A commitment from a leading global player to invest over Rs 10,000 crore over a period of time—with R4,200 crore in the first phase—cannot but encourage other multinational retailers from wanting to do business in India. What’s creditable is that the government ceded ground to the company on points where it made little sense to have differences. Ikea was particularly keen that it should not be forced to source goods from medium and small enterprises (MSME) of a specific size—defined by the value of plant and machinery of $1 million—since once the MSME was brought up the curve and made the necessary investments, it would no longer be eligible under the $1 million norm. In the event, the government has done well to simply say it is ‘preferable’ that retailers buy from MSMEs. That should go a long way in lifting the comfort level for other prospective entrants to the Indian market as should the fact that the timelines for complying with the mandated 30% sourcing from MSMEs have been eased. Indeed, putting too many restrictions on foreign retailers, especially single-brand players, can be counter-productive. It’s true that Ikea will not be setting up 50 stores—over time, it may have just two dozen outlets across the country. But India is going to be a strategically important for the Swedish furniture maker and the potential for Indian vendors to supply to the company would be enormous, whether for sales in the home market or in other countries—Ikea, for instance, has a presence in 38 countries and earns revenues of approximately 27.5 billion euros.

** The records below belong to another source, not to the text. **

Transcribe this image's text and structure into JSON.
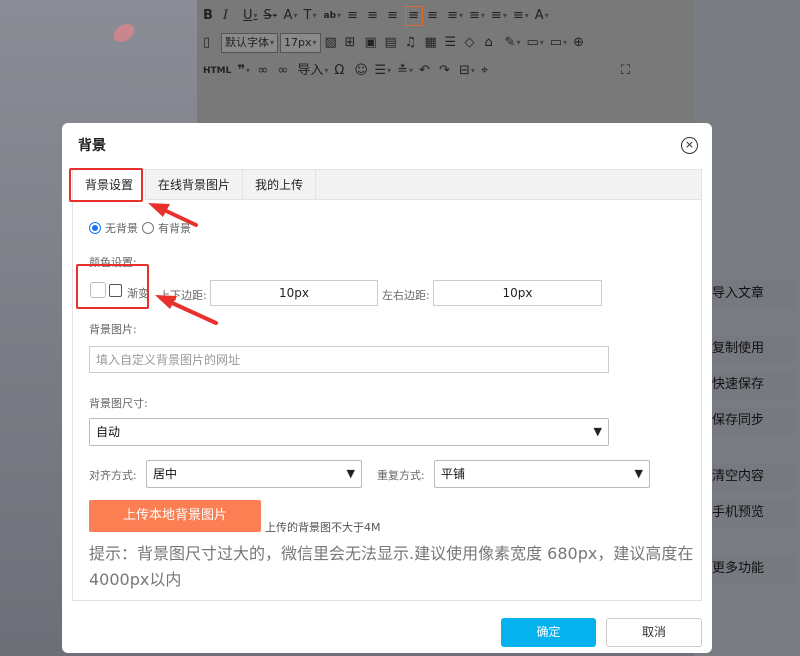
{
  "toolbar": {
    "row1": [
      "B",
      "I",
      "U",
      "S",
      "A",
      "T",
      "ab",
      "≡",
      "≡",
      "≡",
      "≡",
      "≡",
      "≡",
      "≡",
      "≡",
      "≡",
      "A"
    ],
    "row2_font": "默认字体",
    "row2_size": "17px",
    "row3_html": "HTML",
    "row3_import": "导入"
  },
  "side_buttons": [
    "导入文章",
    "复制使用",
    "快速保存",
    "保存同步",
    "清空内容",
    "手机预览",
    "更多功能"
  ],
  "modal": {
    "title": "背景",
    "close": "×",
    "tabs": [
      "背景设置",
      "在线背景图片",
      "我的上传"
    ],
    "no_bg_label": "无背景",
    "has_bg_label": "有背景",
    "color_label": "颜色设置:",
    "gradient_label": "渐变",
    "tb_margin_label": "上下边距:",
    "tb_margin_value": "10px",
    "lr_margin_label": "左右边距:",
    "lr_margin_value": "10px",
    "bg_image_label": "背景图片:",
    "bg_image_placeholder": "填入自定义背景图片的网址",
    "bg_size_label": "背景图尺寸:",
    "bg_size_value": "自动",
    "align_label": "对齐方式:",
    "align_value": "居中",
    "repeat_label": "重复方式:",
    "repeat_value": "平铺",
    "upload_button": "上传本地背景图片",
    "upload_note": "上传的背景图不大于4M",
    "tip": "提示：背景图尺寸过大的，微信里会无法显示.建议使用像素宽度 680px，建议高度在4000px以内",
    "ok_button": "确定",
    "cancel_button": "取消"
  },
  "colors": {
    "accent_blue": "#05b2ee",
    "upload_orange": "#fb7f52",
    "annotation_red": "#e8302d"
  }
}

Indeed, the government would do well to rethink some of the restrictions imposed on foreign multi-brand retailers too, especially those related to local sourcing. Since no mid-priced or discount retailer—whether a Walmart or a Tesco—can afford to import food and groceries, most SKUs in these categories will be procured locally anyway. Even for other categories like general merchandise, retailers would be only too glad to develop a vendor base in India since it would work out to be far more cost-effective. The process may take time but even players like Marks & Spencer are scaling up local purchases and the presence of a few more large global retailers could give Indian manufacturing a bigger boost than one might imagine. As it has been with Ikea, the government needs to be pragmatic when laying down the rules for multi-brand